_Task_. Copy the lines below that contain "JSON".
The input START
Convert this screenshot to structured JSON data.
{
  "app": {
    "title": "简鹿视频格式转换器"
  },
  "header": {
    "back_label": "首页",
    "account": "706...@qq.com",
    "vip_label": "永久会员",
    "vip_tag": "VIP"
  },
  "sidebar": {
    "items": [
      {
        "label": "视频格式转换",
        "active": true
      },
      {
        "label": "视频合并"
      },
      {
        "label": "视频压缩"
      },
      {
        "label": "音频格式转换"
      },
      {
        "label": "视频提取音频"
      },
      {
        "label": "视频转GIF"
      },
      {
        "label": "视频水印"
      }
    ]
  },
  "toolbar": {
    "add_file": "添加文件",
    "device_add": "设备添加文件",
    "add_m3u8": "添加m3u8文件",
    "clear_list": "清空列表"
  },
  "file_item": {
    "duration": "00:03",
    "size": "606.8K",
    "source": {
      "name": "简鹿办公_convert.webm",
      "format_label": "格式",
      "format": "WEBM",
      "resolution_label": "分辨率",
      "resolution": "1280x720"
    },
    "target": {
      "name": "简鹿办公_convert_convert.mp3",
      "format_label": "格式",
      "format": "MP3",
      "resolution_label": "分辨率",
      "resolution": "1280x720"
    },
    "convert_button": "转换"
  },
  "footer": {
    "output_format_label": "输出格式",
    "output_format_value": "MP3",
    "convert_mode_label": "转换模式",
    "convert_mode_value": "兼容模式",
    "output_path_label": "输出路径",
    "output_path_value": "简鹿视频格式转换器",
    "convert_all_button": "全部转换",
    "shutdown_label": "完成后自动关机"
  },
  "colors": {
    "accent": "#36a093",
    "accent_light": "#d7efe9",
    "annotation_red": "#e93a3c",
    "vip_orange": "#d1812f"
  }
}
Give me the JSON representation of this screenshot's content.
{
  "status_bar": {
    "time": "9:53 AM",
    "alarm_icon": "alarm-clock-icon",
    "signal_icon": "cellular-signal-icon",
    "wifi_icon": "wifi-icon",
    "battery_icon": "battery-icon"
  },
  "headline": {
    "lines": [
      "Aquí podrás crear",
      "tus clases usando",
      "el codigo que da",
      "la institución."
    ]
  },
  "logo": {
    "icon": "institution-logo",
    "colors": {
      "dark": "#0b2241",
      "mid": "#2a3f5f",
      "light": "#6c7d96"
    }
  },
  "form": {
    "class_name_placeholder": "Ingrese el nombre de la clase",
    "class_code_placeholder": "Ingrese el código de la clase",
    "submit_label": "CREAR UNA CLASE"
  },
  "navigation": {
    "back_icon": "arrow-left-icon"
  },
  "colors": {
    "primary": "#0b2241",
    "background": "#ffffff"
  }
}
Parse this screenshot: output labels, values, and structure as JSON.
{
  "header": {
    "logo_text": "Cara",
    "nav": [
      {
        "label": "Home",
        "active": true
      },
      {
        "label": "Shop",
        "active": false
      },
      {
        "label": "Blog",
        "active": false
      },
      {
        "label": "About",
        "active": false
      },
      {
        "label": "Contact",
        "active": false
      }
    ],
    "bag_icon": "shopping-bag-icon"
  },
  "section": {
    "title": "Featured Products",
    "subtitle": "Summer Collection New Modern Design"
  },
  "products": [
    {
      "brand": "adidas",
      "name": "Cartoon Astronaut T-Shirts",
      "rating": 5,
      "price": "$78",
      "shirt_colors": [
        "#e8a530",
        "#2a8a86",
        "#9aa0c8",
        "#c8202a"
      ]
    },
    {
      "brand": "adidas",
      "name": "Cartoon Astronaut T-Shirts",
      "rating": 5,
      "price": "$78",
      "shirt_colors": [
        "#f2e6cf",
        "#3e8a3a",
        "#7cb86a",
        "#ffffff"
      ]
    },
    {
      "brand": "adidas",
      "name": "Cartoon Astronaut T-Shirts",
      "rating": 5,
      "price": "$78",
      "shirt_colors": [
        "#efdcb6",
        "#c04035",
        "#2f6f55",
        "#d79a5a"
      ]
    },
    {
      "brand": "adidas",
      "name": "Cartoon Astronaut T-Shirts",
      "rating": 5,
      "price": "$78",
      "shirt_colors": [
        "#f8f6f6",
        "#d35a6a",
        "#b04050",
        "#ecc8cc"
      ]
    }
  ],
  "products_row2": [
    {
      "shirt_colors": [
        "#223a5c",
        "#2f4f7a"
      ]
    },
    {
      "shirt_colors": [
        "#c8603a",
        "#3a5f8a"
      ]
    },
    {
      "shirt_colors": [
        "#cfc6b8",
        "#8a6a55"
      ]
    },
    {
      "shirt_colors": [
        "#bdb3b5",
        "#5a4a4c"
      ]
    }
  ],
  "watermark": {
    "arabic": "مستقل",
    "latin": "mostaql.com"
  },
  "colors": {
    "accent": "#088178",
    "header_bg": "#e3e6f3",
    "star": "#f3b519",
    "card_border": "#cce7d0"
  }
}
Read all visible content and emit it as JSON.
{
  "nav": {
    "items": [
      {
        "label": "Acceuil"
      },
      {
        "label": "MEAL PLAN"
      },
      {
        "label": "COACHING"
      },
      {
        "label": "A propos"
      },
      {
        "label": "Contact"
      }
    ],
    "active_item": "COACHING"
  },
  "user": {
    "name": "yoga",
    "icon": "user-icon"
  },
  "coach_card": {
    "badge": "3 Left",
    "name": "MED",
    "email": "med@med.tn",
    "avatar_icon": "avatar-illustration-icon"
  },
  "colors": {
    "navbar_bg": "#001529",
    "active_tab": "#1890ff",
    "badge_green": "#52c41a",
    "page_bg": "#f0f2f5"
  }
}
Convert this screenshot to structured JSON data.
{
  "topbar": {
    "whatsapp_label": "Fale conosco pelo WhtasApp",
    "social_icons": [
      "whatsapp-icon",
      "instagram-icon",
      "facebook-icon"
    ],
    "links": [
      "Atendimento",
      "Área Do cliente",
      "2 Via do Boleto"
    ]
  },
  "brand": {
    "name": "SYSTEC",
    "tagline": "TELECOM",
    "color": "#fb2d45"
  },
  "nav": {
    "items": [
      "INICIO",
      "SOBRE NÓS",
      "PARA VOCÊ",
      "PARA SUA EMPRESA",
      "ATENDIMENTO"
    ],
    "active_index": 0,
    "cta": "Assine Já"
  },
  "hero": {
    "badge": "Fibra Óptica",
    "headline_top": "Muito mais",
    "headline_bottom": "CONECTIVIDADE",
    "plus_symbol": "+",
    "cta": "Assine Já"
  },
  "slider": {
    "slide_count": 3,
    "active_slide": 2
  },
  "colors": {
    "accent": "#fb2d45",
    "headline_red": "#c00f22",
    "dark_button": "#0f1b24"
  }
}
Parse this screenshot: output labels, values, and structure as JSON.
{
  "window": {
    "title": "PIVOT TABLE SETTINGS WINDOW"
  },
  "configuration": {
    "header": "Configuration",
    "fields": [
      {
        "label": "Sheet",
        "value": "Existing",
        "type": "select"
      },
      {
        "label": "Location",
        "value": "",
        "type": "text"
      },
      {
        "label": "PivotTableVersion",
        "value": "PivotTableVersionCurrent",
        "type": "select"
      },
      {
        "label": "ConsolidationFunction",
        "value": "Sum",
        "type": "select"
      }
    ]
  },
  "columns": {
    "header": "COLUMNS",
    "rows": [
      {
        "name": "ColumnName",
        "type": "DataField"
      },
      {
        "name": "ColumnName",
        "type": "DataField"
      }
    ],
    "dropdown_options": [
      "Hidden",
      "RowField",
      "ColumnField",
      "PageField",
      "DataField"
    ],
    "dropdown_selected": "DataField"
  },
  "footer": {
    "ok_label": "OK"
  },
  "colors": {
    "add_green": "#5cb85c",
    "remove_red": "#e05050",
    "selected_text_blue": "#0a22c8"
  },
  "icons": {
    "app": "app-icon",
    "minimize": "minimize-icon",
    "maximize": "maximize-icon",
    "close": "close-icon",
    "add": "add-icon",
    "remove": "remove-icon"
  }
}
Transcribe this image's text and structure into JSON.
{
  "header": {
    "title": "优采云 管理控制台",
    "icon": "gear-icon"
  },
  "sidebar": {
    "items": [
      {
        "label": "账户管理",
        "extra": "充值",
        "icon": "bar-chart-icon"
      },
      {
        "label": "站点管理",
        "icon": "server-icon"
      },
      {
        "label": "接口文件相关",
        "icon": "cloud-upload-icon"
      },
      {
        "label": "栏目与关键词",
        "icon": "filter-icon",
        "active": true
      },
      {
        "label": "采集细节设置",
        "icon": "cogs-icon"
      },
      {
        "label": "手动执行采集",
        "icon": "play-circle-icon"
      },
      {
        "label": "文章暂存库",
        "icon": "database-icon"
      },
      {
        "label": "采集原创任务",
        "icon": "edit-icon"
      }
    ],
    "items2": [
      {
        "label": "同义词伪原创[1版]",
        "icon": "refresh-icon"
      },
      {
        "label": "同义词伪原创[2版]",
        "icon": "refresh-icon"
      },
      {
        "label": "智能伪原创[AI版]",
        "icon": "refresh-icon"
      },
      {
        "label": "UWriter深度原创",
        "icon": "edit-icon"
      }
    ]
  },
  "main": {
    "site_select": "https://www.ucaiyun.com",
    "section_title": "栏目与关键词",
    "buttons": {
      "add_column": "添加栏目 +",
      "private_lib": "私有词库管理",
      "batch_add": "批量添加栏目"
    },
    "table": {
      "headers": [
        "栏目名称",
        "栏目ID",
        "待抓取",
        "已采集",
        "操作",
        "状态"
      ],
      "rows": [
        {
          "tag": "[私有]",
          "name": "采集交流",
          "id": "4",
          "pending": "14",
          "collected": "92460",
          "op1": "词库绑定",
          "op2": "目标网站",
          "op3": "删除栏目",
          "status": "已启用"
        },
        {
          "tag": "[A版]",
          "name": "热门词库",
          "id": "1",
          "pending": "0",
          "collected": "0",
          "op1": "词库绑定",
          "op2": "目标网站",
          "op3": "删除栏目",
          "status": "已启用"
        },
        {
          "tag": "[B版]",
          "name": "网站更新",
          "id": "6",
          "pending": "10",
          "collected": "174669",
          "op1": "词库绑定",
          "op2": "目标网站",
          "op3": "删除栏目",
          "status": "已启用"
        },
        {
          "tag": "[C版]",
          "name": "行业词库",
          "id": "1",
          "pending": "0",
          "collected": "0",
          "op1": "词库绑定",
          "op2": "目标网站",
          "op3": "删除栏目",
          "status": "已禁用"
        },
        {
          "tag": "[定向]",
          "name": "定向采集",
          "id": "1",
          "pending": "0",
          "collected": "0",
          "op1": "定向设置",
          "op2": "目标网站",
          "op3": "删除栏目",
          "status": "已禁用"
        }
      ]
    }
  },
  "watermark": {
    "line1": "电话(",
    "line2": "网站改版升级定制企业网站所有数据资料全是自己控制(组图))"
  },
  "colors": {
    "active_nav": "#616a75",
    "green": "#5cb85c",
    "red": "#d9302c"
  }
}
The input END
_Written solution_.
Convert this screenshot to structured JSON data.
Give me the JSON representation of this screenshot's content.
Parse this screenshot: output labels, values, and structure as JSON.
Read all visible content and emit it as JSON.
Convert this screenshot to structured JSON data.
Parse this screenshot: output labels, values, and structure as JSON.
Transcribe this image's text and structure into JSON.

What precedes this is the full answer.